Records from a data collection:
____________________
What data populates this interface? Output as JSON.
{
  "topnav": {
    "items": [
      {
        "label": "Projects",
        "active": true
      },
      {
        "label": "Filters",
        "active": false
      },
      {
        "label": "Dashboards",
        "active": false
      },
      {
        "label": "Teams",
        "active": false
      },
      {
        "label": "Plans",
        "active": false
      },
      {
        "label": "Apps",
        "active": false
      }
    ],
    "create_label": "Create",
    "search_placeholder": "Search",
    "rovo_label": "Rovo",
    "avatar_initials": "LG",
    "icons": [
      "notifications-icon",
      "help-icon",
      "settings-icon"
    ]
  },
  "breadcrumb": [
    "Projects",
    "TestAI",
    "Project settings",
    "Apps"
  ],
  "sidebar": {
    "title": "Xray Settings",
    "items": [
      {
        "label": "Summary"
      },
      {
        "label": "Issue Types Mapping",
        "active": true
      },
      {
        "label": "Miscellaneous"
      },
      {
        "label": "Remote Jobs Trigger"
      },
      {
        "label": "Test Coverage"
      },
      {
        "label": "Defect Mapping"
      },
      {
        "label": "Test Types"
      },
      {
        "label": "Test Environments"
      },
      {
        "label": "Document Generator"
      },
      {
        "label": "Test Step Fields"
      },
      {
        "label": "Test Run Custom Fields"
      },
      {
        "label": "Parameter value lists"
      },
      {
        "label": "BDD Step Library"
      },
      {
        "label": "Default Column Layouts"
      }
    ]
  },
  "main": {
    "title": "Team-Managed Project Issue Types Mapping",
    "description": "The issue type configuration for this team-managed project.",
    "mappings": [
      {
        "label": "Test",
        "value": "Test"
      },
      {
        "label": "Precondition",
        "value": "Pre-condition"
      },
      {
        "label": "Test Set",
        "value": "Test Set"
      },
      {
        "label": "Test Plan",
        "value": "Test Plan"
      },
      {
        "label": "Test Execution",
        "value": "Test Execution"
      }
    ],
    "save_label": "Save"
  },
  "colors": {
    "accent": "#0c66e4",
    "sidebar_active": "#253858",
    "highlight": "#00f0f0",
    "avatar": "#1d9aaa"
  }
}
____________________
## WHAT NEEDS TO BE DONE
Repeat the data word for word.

## YOUR RESPONSE
What data populates this interface? Output as JSON.
{
  "topnav": {
    "items": [
      {
        "label": "Projects",
        "active": true
      },
      {
        "label": "Filters",
        "active": false
      },
      {
        "label": "Dashboards",
        "active": false
      },
      {
        "label": "Teams",
        "active": false
      },
      {
        "label": "Plans",
        "active": false
      },
      {
        "label": "Apps",
        "active": false
      }
    ],
    "create_label": "Create",
    "search_placeholder": "Search",
    "rovo_label": "Rovo",
    "avatar_initials": "LG",
    "icons": [
      "notifications-icon",
      "help-icon",
      "settings-icon"
    ]
  },
  "breadcrumb": [
    "Projects",
    "TestAI",
    "Project settings",
    "Apps"
  ],
  "sidebar": {
    "title": "Xray Settings",
    "items": [
      {
        "label": "Summary"
      },
      {
        "label": "Issue Types Mapping",
        "active": true
      },
      {
        "label": "Miscellaneous"
      },
      {
        "label": "Remote Jobs Trigger"
      },
      {
        "label": "Test Coverage"
      },
      {
        "label": "Defect Mapping"
      },
      {
        "label": "Test Types"
      },
      {
        "label": "Test Environments"
      },
      {
        "label": "Document Generator"
      },
      {
        "label": "Test Step Fields"
      },
      {
        "label": "Test Run Custom Fields"
      },
      {
        "label": "Parameter value lists"
      },
      {
        "label": "BDD Step Library"
      },
      {
        "label": "Default Column Layouts"
      }
    ]
  },
  "main": {
    "title": "Team-Managed Project Issue Types Mapping",
    "description": "The issue type configuration for this team-managed project.",
    "mappings": [
      {
        "label": "Test",
        "value": "Test"
      },
      {
        "label": "Precondition",
        "value": "Pre-condition"
      },
      {
        "label": "Test Set",
        "value": "Test Set"
      },
      {
        "label": "Test Plan",
        "value": "Test Plan"
      },
      {
        "label": "Test Execution",
        "value": "Test Execution"
      }
    ],
    "save_label": "Save"
  },
  "colors": {
    "accent": "#0c66e4",
    "sidebar_active": "#253858",
    "highlight": "#00f0f0",
    "avatar": "#1d9aaa"
  }
}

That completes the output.